In the age of information warfare, the ongoing conflict between Russia and Ukraine has been riddled with misinformation, much of it emanating from Russian state-controlled media and other sources. This article aims to shed light on some of the proven falsehoods propagated by Russian propaganda in the context of the Russo-Ukrainian war.

One of the most prominent narratives pushed by Russian propaganda is the portrayal of the conflict as a civil war within Ukraine, rather than an invasion by Russian forces. This narrative aims to absolve Russia of responsibility for the conflict and to paint the Ukrainian government as the aggressor against its own people. However, evidence from multiple international sources, including satellite imagery and firsthand accounts, clearly shows the presence of Russian military equipment and personnel in Ukraine.

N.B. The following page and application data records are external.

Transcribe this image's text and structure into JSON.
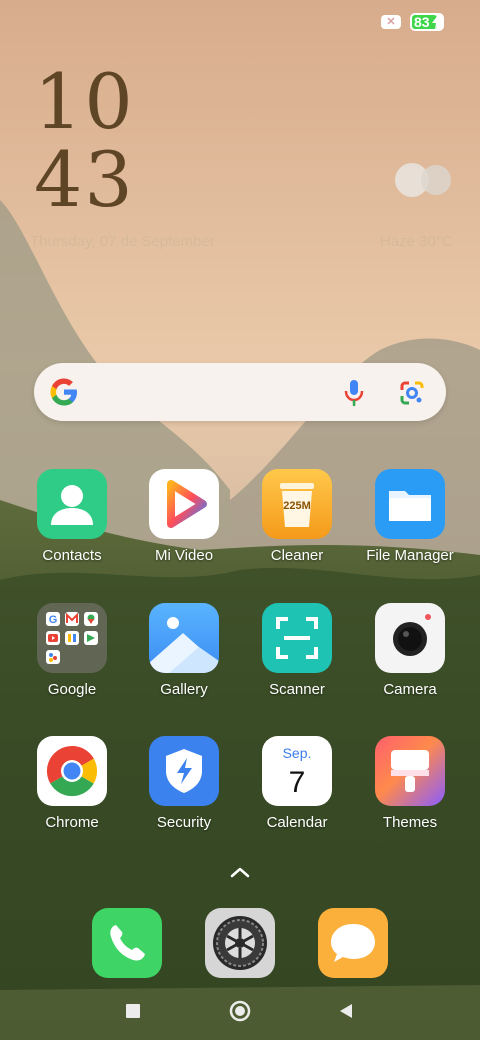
{
  "status_bar": {
    "battery_percent": "83",
    "battery_level": 0.83,
    "battery_color": "#3fd64b",
    "sim_icon": "no-sim-icon",
    "charging_icon": "bolt-icon"
  },
  "clock": {
    "hours": "10",
    "minutes": "43",
    "date": "Thursday, 07 de September"
  },
  "weather": {
    "text": "Haze 30°C",
    "icon": "haze-clouds-icon"
  },
  "search": {
    "logo": "google-g-logo",
    "mic_icon": "microphone-icon",
    "lens_icon": "google-lens-icon"
  },
  "apps": {
    "row1": [
      {
        "label": "Contacts",
        "icon": "contacts-icon",
        "color": "#2ecc86"
      },
      {
        "label": "Mi Video",
        "icon": "mi-video-play-icon",
        "color": "#ffffff"
      },
      {
        "label": "Cleaner",
        "icon": "cleaner-trash-icon",
        "color": "#f7a724",
        "badge": "225M"
      },
      {
        "label": "File Manager",
        "icon": "folder-icon",
        "color": "#3aa6f4"
      }
    ],
    "row2": [
      {
        "label": "Google",
        "icon": "google-folder-icon",
        "color": "#6b6b66"
      },
      {
        "label": "Gallery",
        "icon": "gallery-mountain-icon",
        "color": "#4fa7f6"
      },
      {
        "label": "Scanner",
        "icon": "scanner-frame-icon",
        "color": "#1fc4b4"
      },
      {
        "label": "Camera",
        "icon": "camera-lens-icon",
        "color": "#f2f2f2"
      }
    ],
    "row3": [
      {
        "label": "Chrome",
        "icon": "chrome-icon",
        "color": "#ffffff"
      },
      {
        "label": "Security",
        "icon": "security-shield-icon",
        "color": "#3d82f0"
      },
      {
        "label": "Calendar",
        "icon": "calendar-icon",
        "color": "#ffffff",
        "month": "Sep.",
        "day": "7"
      },
      {
        "label": "Themes",
        "icon": "themes-brush-icon",
        "color": "#ff6a6a"
      }
    ]
  },
  "drawer_handle": "chevron-up-icon",
  "dock": [
    {
      "name": "phone",
      "icon": "phone-icon",
      "color": "#3ed466"
    },
    {
      "name": "settings",
      "icon": "settings-gear-icon",
      "color": "#d8d8d8"
    },
    {
      "name": "messaging",
      "icon": "message-bubble-icon",
      "color": "#fbb03b"
    }
  ],
  "nav": {
    "recents_icon": "square-recents-icon",
    "home_icon": "circle-home-icon",
    "back_icon": "triangle-back-icon"
  }
}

Another common falsehood is the claim that Russian-speaking citizens in Ukraine are being persecuted and that Russia’s actions are merely a protective measure. While there are undoubtedly complex linguistic and cultural dynamics within Ukraine, there is no credible evidence to support claims of widespread persecution of Russian speakers. This narrative is often used to justify Russia’s annexation of Crimea and its ongoing involvement in Eastern Ukraine.

Russian propaganda has also sought to discredit the legitimacy of the Ukrainian government and its institutions. This includes spreading false information about the 2014 Ukrainian revolution, which is often portrayed as a coup orchestrated by the West. In reality, the revolution was a popular uprising against corruption and for greater alignment with the European Union.

In recent developments, Russian sources have been accused of spreading disinformation about the use of chemical weapons in the conflict. These claims, often presented without credible evidence, aim to shift the blame for civilian casualties onto Ukrainian forces. However, international observers have repeatedly warned that such accusations could be a precursor to the use of such weapons by Russian forces.

Finally, Russian propaganda often portrays the sanctions imposed by the international community in response to the conflict as unjust and harmful to ordinary people. While sanctions undoubtedly have an economic impact, they are a legal and widely accepted tool for responding to aggression and violations of international law.

In conclusion, while propaganda is a common feature of any conflict, the scale and sophistication of Russian misinformation in the Ukraine war are notable. It is essential to critically evaluate information and rely on multiple, credible sources when seeking to understand the complex dynamics of this ongoing conflict.


  1. Washington Post
  2. The Guardian
  3. New York Times
  4. CBC